ORLANDO, Florida — Iowa State football’s stuff just wasn’t right the last time the Cyclones played a bowl game down here. The opponent was Notre Dame. The occasion was the 2019 Camping World Bowl. The venue was Camping World Stadium.
That 33-9 loss was a combination of the Irish being pretty good and of the Cyclones, frankly, not playing good football throughout the back end of their schedule.
Three losses in the five previous games, injuries, worn-out players — and now they were expected to favorably compete against one of college football’s biggest brands?
Changes had to be made, and to coach Matt Campbell’s credit, he made them. Cyclones football is fun again. And Campbell said Saturday that the team is as healthy as it’s been in a while.
“We’re good,” he said, shortly after arriving at the team’s Orlando hotel.
Things were alright for a while back in 2019, too. Then injuries set in. Football became drudgery. What happened in the game with Notre Dame wasn’t the only reason changes occurred — thought it certainly added an exclamation point.
“That’s a game I’ve probably held pretty close over the last couple years,” linebacker Jake Hummel said. “It showed a turning point in this program. Lots of changes were made after that game.

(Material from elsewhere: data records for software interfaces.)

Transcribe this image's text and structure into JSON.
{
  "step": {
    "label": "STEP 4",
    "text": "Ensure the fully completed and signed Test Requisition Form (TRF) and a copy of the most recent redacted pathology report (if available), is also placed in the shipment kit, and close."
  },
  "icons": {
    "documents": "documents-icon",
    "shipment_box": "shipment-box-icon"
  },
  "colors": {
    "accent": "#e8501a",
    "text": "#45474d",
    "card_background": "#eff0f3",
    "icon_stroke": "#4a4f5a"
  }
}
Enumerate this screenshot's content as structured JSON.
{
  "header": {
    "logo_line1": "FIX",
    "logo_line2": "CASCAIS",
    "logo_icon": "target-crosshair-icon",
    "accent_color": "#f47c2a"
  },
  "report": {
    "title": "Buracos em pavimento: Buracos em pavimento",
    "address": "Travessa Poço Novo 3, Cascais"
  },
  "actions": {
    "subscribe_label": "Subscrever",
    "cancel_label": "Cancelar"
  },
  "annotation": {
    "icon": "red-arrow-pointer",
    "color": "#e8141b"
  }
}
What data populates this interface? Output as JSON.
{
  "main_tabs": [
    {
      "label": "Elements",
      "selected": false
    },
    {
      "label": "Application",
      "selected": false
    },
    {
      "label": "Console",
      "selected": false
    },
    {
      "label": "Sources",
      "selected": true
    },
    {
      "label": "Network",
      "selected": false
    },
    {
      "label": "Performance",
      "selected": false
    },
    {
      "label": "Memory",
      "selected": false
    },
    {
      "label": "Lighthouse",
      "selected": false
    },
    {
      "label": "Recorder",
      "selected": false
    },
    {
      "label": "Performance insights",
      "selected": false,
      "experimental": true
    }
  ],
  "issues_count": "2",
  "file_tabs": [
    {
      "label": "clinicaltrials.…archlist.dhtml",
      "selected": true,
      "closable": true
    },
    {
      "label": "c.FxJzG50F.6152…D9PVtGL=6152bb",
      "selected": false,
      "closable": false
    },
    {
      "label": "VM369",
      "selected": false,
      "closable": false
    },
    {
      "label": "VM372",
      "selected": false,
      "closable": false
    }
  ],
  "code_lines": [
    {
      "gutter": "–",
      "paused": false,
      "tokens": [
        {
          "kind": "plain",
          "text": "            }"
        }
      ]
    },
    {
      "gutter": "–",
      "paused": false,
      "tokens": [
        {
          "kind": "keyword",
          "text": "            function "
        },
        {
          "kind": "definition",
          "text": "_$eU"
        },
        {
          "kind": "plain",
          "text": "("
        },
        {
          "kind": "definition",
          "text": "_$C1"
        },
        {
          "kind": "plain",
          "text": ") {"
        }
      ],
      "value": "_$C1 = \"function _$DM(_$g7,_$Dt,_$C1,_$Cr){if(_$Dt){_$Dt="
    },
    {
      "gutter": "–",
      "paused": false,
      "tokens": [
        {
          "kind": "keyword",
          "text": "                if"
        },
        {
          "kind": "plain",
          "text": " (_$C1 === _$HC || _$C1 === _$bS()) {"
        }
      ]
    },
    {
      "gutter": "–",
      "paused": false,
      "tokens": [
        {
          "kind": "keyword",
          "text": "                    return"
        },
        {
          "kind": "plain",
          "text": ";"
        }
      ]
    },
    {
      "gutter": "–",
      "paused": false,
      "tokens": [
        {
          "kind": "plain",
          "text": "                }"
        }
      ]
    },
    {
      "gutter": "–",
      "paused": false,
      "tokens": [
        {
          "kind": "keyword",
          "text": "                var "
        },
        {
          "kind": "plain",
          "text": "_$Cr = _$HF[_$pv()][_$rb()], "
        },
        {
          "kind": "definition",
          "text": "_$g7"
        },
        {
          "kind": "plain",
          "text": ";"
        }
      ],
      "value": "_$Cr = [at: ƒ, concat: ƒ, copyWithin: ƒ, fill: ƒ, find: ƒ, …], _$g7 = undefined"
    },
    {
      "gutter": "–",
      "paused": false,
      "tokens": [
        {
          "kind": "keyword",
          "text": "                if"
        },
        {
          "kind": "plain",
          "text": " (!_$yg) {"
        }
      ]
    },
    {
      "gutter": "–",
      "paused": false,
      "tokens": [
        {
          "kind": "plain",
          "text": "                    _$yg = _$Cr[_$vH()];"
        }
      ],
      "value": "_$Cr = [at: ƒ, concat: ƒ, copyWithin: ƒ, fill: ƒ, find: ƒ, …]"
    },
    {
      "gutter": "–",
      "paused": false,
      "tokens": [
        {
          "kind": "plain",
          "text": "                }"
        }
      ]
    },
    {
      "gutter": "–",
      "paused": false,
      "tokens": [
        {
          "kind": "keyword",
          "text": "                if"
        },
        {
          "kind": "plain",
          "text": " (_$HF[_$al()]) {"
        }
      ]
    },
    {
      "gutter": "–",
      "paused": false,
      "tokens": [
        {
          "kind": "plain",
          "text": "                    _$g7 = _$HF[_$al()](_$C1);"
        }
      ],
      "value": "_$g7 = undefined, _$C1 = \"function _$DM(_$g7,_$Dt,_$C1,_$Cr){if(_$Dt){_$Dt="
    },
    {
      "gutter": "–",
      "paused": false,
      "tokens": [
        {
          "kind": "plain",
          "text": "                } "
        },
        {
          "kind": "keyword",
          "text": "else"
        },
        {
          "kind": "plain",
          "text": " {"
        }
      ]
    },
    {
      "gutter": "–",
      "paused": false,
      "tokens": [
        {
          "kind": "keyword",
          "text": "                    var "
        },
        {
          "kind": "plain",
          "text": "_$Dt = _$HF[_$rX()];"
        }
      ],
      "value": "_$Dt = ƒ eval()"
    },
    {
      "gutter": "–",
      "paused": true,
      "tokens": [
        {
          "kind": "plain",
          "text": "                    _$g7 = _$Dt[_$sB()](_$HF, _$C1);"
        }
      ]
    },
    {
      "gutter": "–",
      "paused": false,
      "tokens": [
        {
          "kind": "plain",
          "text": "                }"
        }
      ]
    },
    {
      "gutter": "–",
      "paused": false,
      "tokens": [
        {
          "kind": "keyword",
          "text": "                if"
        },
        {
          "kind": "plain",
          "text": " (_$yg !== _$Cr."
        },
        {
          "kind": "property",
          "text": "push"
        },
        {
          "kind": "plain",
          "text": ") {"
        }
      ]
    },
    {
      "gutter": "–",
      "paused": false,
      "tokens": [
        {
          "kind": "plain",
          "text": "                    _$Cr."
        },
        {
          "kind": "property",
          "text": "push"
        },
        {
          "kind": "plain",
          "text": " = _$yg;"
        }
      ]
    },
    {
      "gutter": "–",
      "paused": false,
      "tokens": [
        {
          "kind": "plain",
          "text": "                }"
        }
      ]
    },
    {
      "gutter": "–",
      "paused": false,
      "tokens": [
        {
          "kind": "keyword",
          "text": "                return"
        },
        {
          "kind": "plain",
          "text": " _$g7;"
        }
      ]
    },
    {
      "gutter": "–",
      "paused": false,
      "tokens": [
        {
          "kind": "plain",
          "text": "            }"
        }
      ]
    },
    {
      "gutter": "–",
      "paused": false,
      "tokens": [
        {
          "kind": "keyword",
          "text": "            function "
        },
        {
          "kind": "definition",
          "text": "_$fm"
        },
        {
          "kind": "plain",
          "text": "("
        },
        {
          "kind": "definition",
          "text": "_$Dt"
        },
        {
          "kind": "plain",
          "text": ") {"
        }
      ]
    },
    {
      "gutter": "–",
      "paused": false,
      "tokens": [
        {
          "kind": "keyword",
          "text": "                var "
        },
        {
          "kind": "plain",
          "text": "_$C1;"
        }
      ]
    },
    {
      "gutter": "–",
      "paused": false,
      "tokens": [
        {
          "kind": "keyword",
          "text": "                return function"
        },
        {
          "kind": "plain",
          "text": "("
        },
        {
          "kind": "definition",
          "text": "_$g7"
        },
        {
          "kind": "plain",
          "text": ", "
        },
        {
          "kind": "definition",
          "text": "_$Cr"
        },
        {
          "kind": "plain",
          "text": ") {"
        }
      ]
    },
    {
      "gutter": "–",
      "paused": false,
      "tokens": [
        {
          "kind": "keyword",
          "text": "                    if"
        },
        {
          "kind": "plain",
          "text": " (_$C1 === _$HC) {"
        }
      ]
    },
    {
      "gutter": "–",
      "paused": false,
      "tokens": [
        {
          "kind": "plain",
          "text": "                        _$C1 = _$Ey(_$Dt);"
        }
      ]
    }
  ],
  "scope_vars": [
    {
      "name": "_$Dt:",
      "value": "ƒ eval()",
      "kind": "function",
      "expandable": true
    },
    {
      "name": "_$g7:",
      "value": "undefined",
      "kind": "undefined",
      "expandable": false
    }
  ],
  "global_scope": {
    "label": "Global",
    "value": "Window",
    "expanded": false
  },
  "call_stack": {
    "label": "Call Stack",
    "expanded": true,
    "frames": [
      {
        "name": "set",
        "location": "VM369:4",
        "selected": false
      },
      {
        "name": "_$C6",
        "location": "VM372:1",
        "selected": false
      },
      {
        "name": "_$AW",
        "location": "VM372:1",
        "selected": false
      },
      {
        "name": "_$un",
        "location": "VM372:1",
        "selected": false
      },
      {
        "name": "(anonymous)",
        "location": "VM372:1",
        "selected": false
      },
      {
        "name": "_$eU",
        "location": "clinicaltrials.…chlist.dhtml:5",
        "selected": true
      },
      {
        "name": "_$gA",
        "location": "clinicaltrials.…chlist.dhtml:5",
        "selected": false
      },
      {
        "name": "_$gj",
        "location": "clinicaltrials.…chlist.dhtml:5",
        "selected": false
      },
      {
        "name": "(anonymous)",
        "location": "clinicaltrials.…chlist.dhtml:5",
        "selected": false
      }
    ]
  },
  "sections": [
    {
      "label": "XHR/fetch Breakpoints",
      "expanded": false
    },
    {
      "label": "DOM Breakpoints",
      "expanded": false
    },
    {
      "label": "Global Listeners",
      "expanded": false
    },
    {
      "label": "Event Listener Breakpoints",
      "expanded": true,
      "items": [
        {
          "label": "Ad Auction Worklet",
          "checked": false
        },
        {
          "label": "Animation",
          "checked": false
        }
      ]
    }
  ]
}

Everyone felt we weren’t where we thought we were.”
That point became more emphatic to him when reflecting on the 2019 seniors.
“To see those guys come up short hit home to me,” Hummel, now a senior, said. “How we lost that game . . . the disappointment of that season . . . forced us to reflect on our team and the program. It forced us to change some things for the better.”
Flip forward to Dec. 29, when 7-5 Iowa State faces 9-3 Clemson in the Cheez-It Bowl. This Iowa State program is in a better place than the last time it played in Orlando.
“After that game, and throughout every season, you learn a lot,” defensive tackle Enyi Uwazurike said Sunday. “You capitalize from the mistakes that you’ve made before. I really feel like that was the biggest key that helped us grow from the situation that happened in 2019.
“With all our losses, we learned a lesson. What we learned from that game, we took forward with us to prepare for the next season.”
Talent was upgraded. The strength and conditioning staff underwent a major makeover.
And the coaches?
“We had all, for the most part, come with coach Campbell from Toledo,” defensive coordinator Jon Heacock said. “I think we had always done things certain ways, and gotten ourselves to the point where we were playing (in Orlando), playing Notre Dame — and we came out of that game, and made a lot of changes of who we were and what we had done.”
The staff met more than once. They reviewed past successes. They went over the 2019 season, one that included losses in four of the last six games.
“With (Campbell), the answer is work harder and work more hours,” Heacock said. “We had gotten to a point where we had worked as hard and as many hours as you could probably work. We came out of that game, and realized maybe that’s not completely the answer, either.
“I give (Campbell) a ton of credit. He made some changes, some hard changes. I think we all looked around the room and made changes in our own way. We learned great lessons from it, and I think our kids have responded, and coaches have responded as well.”
That team was physically and mentally pooped. Quarterback Brock Purdy was playing on a sore ankle.
“We were tired, but we dug down and found a way to get through it,” defensive lineman Zach Petersen told me during an interview last September.
Starting left guard Trevor Downing put it like this: “It was like coming into a job, more so (than) to play football, a sport that we grew up loving.”
You know you’re in trouble when college football becomes a job, regardless of how the game is changing with name, image and likeness opportunities. You know, too, you’re headed in the wrong way when you’re zapped.
Practice length was cut back. New strength coach Dave Andrews’ thing was for players to be in peak condition on game days, not throughout practice weeks.
“Game-changer,” Hummel said.
“Holistically, you saw our team vastly improve,” Campbell said. “How do we get better as the season goes? How do we be our best, when the best is needed?”
You return to core principles, that’s how.
“I think we felt like maybe we got away from some of the things that (Campbell) always talks about in terms of the process and those kind of things,” offensive coordinator Tom Manning said Sunday. “I think maybe we felt like we skipped a couple steps in terms of …fundamentals and techniques, and making sure that we were still a relationship-driven program with our players.
“I don’t know about the Notre Dame game — it was more of the culmination of the season, probably, than just our experience here in the bowl game.
“I think you fast-forward to where we are now, this year, we have always had really high expectations for our football program. I think as we look back into this season, you look at the guys like the Chase Allens of the world, Charlie Kolar, Brock Purdy . . . guys like Breece Hall.
“I think we look back with where those guys started their careers, and where they have finished as men and as football players. We are extremely proud of where we have come, probably even from (the last trip to Orlando), to where we are now.”
Iowa State columnist Randy Peterson embarked on his 50th year of writing sports for the Des Moines Register in December 2021 . Reach him at firstname.lastname@example.org, 515-284-8132, and on Twitter at @RandyPete.